• [Action item]: Copy the records exactly. Include every line.

Data records for software interfaces
______________________________

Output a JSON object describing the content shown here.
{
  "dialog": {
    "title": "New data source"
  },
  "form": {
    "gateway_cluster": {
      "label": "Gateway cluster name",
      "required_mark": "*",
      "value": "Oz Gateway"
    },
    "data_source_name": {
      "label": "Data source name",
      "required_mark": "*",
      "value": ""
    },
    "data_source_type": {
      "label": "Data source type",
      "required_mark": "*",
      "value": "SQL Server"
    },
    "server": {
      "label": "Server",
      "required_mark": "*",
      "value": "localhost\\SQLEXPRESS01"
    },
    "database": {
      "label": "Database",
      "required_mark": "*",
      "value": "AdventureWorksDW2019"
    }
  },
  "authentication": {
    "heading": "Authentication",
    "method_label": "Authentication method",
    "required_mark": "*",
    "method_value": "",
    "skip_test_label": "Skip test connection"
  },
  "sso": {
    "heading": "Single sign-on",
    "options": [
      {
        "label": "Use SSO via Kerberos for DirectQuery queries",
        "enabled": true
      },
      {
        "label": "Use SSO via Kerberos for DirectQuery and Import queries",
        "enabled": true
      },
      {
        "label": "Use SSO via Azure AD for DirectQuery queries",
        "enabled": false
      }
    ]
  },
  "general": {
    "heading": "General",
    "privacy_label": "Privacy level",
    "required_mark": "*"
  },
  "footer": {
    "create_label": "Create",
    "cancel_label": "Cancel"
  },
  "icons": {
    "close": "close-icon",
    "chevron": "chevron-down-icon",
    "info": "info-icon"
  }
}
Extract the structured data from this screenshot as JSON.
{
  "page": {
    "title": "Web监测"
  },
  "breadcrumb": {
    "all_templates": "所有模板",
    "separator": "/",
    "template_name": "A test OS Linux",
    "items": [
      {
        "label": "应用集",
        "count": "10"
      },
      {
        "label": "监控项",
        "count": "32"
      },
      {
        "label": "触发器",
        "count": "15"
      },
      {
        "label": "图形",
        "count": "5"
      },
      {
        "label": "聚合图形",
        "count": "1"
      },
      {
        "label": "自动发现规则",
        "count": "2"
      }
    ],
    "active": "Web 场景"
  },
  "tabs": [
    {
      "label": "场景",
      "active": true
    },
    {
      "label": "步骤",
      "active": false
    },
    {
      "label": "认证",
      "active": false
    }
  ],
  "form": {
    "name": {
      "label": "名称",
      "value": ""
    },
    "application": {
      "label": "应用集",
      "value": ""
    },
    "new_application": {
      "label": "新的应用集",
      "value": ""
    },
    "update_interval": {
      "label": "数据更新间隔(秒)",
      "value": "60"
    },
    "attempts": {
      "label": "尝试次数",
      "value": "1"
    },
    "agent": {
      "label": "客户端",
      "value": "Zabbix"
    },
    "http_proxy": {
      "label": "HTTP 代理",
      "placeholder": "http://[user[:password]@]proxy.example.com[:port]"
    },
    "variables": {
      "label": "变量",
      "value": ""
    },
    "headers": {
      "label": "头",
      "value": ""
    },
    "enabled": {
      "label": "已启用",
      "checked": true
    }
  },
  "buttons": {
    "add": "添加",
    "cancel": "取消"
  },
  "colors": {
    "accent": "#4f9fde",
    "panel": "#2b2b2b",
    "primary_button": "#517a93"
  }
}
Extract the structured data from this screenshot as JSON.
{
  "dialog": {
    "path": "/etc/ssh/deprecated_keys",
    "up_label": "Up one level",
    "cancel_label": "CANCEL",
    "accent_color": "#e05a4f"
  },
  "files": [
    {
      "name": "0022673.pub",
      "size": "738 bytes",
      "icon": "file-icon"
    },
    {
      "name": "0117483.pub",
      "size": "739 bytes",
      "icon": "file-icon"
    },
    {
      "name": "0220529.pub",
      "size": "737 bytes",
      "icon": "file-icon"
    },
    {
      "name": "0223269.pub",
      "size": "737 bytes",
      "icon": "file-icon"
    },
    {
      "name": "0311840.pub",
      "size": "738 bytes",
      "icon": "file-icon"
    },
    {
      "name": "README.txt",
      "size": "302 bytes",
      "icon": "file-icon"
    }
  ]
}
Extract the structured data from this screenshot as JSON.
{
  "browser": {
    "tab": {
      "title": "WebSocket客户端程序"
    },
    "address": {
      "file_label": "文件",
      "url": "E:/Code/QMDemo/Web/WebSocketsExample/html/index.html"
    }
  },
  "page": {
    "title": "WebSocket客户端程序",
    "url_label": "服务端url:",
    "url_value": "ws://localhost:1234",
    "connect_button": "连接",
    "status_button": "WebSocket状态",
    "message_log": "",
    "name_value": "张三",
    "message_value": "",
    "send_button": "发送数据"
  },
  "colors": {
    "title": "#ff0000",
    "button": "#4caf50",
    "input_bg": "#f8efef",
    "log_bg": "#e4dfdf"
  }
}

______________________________

• [Task result]:
Output a JSON object describing the content shown here.
{
  "dialog": {
    "title": "New data source"
  },
  "form": {
    "gateway_cluster": {
      "label": "Gateway cluster name",
      "required_mark": "*",
      "value": "Oz Gateway"
    },
    "data_source_name": {
      "label": "Data source name",
      "required_mark": "*",
      "value": ""
    },
    "data_source_type": {
      "label": "Data source type",
      "required_mark": "*",
      "value": "SQL Server"
    },
    "server": {
      "label": "Server",
      "required_mark": "*",
      "value": "localhost\\SQLEXPRESS01"
    },
    "database": {
      "label": "Database",
      "required_mark": "*",
      "value": "AdventureWorksDW2019"
    }
  },
  "authentication": {
    "heading": "Authentication",
    "method_label": "Authentication method",
    "required_mark": "*",
    "method_value": "",
    "skip_test_label": "Skip test connection"
  },
  "sso": {
    "heading": "Single sign-on",
    "options": [
      {
        "label": "Use SSO via Kerberos for DirectQuery queries",
        "enabled": true
      },
      {
        "label": "Use SSO via Kerberos for DirectQuery and Import queries",
        "enabled": true
      },
      {
        "label": "Use SSO via Azure AD for DirectQuery queries",
        "enabled": false
      }
    ]
  },
  "general": {
    "heading": "General",
    "privacy_label": "Privacy level",
    "required_mark": "*"
  },
  "footer": {
    "create_label": "Create",
    "cancel_label": "Cancel"
  },
  "icons": {
    "close": "close-icon",
    "chevron": "chevron-down-icon",
    "info": "info-icon"
  }
}
Extract the structured data from this screenshot as JSON.
{
  "page": {
    "title": "Web监测"
  },
  "breadcrumb": {
    "all_templates": "所有模板",
    "separator": "/",
    "template_name": "A test OS Linux",
    "items": [
      {
        "label": "应用集",
        "count": "10"
      },
      {
        "label": "监控项",
        "count": "32"
      },
      {
        "label": "触发器",
        "count": "15"
      },
      {
        "label": "图形",
        "count": "5"
      },
      {
        "label": "聚合图形",
        "count": "1"
      },
      {
        "label": "自动发现规则",
        "count": "2"
      }
    ],
    "active": "Web 场景"
  },
  "tabs": [
    {
      "label": "场景",
      "active": true
    },
    {
      "label": "步骤",
      "active": false
    },
    {
      "label": "认证",
      "active": false
    }
  ],
  "form": {
    "name": {
      "label": "名称",
      "value": ""
    },
    "application": {
      "label": "应用集",
      "value": ""
    },
    "new_application": {
      "label": "新的应用集",
      "value": ""
    },
    "update_interval": {
      "label": "数据更新间隔(秒)",
      "value": "60"
    },
    "attempts": {
      "label": "尝试次数",
      "value": "1"
    },
    "agent": {
      "label": "客户端",
      "value": "Zabbix"
    },
    "http_proxy": {
      "label": "HTTP 代理",
      "placeholder": "http://[user[:password]@]proxy.example.com[:port]"
    },
    "variables": {
      "label": "变量",
      "value": ""
    },
    "headers": {
      "label": "头",
      "value": ""
    },
    "enabled": {
      "label": "已启用",
      "checked": true
    }
  },
  "buttons": {
    "add": "添加",
    "cancel": "取消"
  },
  "colors": {
    "accent": "#4f9fde",
    "panel": "#2b2b2b",
    "primary_button": "#517a93"
  }
}
Extract the structured data from this screenshot as JSON.
{
  "dialog": {
    "path": "/etc/ssh/deprecated_keys",
    "up_label": "Up one level",
    "cancel_label": "CANCEL",
    "accent_color": "#e05a4f"
  },
  "files": [
    {
      "name": "0022673.pub",
      "size": "738 bytes",
      "icon": "file-icon"
    },
    {
      "name": "0117483.pub",
      "size": "739 bytes",
      "icon": "file-icon"
    },
    {
      "name": "0220529.pub",
      "size": "737 bytes",
      "icon": "file-icon"
    },
    {
      "name": "0223269.pub",
      "size": "737 bytes",
      "icon": "file-icon"
    },
    {
      "name": "0311840.pub",
      "size": "738 bytes",
      "icon": "file-icon"
    },
    {
      "name": "README.txt",
      "size": "302 bytes",
      "icon": "file-icon"
    }
  ]
}
Extract the structured data from this screenshot as JSON.
{
  "browser": {
    "tab": {
      "title": "WebSocket客户端程序"
    },
    "address": {
      "file_label": "文件",
      "url": "E:/Code/QMDemo/Web/WebSocketsExample/html/index.html"
    }
  },
  "page": {
    "title": "WebSocket客户端程序",
    "url_label": "服务端url:",
    "url_value": "ws://localhost:1234",
    "connect_button": "连接",
    "status_button": "WebSocket状态",
    "message_log": "",
    "name_value": "张三",
    "message_value": "",
    "send_button": "发送数据"
  },
  "colors": {
    "title": "#ff0000",
    "button": "#4caf50",
    "input_bg": "#f8efef",
    "log_bg": "#e4dfdf"
  }
}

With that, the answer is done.